— What to produce —
Could you filter the listing for lines with the word "JSON" and return them?

— Available records —
--- START ---

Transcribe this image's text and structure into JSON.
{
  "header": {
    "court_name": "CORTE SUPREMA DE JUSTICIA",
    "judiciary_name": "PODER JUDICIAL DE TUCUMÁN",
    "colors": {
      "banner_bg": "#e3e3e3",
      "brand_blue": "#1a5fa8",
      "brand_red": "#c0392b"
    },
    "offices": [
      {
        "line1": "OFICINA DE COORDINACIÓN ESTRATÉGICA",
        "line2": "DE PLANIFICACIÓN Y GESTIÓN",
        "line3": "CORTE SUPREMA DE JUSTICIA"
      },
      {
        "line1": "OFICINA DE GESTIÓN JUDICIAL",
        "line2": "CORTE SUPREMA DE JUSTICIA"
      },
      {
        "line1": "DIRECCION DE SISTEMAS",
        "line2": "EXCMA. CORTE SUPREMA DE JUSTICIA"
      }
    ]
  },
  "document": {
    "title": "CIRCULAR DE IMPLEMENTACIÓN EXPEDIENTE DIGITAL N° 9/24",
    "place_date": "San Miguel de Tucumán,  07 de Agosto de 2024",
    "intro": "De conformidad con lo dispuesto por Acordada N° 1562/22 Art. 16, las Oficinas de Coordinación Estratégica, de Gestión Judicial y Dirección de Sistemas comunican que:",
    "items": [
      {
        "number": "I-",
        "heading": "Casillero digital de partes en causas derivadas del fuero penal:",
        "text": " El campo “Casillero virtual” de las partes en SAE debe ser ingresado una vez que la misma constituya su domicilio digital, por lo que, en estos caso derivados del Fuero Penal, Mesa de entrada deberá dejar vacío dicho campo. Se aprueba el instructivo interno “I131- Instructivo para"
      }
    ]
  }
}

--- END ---
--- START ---

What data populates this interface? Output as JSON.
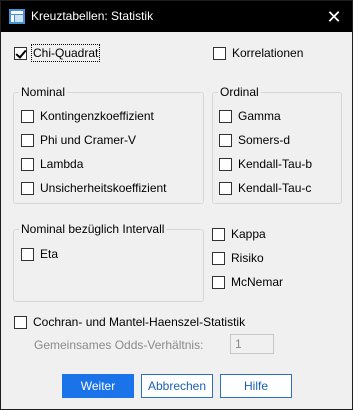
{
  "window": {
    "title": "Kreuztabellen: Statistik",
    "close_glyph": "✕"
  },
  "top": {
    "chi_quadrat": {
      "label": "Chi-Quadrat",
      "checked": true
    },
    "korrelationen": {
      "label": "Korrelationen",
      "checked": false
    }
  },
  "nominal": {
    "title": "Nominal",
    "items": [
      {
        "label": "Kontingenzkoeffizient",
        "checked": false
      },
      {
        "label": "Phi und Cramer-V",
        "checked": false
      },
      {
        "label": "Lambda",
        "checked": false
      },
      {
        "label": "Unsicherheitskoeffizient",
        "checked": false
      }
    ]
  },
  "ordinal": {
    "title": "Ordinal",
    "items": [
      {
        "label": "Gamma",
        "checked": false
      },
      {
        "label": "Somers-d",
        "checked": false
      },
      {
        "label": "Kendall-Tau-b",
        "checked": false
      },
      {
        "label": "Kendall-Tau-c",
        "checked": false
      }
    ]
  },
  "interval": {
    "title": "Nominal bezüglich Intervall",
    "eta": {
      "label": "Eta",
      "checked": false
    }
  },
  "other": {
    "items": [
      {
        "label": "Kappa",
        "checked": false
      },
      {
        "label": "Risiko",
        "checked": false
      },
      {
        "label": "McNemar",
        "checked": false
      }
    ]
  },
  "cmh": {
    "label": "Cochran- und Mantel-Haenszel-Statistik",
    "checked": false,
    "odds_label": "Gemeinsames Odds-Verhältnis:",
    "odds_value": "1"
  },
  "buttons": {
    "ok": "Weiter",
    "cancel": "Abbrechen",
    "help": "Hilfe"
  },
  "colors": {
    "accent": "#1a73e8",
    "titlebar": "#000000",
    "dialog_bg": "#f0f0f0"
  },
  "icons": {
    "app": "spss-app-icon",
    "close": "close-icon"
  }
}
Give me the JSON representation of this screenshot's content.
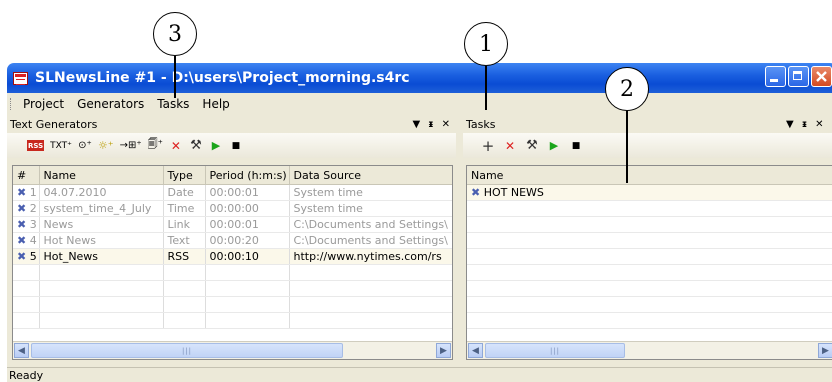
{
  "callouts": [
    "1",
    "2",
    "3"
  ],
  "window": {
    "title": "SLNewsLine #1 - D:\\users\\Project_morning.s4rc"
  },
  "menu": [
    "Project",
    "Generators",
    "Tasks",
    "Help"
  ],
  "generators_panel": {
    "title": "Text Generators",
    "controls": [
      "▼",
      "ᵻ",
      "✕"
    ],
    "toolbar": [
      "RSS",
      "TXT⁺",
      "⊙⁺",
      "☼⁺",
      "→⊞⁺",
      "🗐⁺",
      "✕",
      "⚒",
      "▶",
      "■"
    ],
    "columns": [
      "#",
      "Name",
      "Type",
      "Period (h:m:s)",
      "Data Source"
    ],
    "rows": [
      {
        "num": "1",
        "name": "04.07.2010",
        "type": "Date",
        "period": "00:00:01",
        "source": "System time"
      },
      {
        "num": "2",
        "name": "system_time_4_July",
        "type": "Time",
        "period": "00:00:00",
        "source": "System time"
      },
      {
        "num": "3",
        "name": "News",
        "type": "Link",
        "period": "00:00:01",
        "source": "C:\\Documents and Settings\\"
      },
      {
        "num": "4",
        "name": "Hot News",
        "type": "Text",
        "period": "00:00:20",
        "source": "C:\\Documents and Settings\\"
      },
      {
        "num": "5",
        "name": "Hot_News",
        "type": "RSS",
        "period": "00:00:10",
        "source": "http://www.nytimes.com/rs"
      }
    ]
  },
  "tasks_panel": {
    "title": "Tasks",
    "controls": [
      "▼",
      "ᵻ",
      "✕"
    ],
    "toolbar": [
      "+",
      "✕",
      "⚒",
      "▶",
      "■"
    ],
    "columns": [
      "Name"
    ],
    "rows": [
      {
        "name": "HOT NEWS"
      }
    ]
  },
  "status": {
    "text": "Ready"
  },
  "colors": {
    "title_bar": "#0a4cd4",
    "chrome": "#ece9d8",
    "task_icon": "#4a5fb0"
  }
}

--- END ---

— Solved exercise —
Transcribe this image's text and structure into JSON.
What data populates this interface? Output as JSON.
Give me the JSON representation of this screenshot's content.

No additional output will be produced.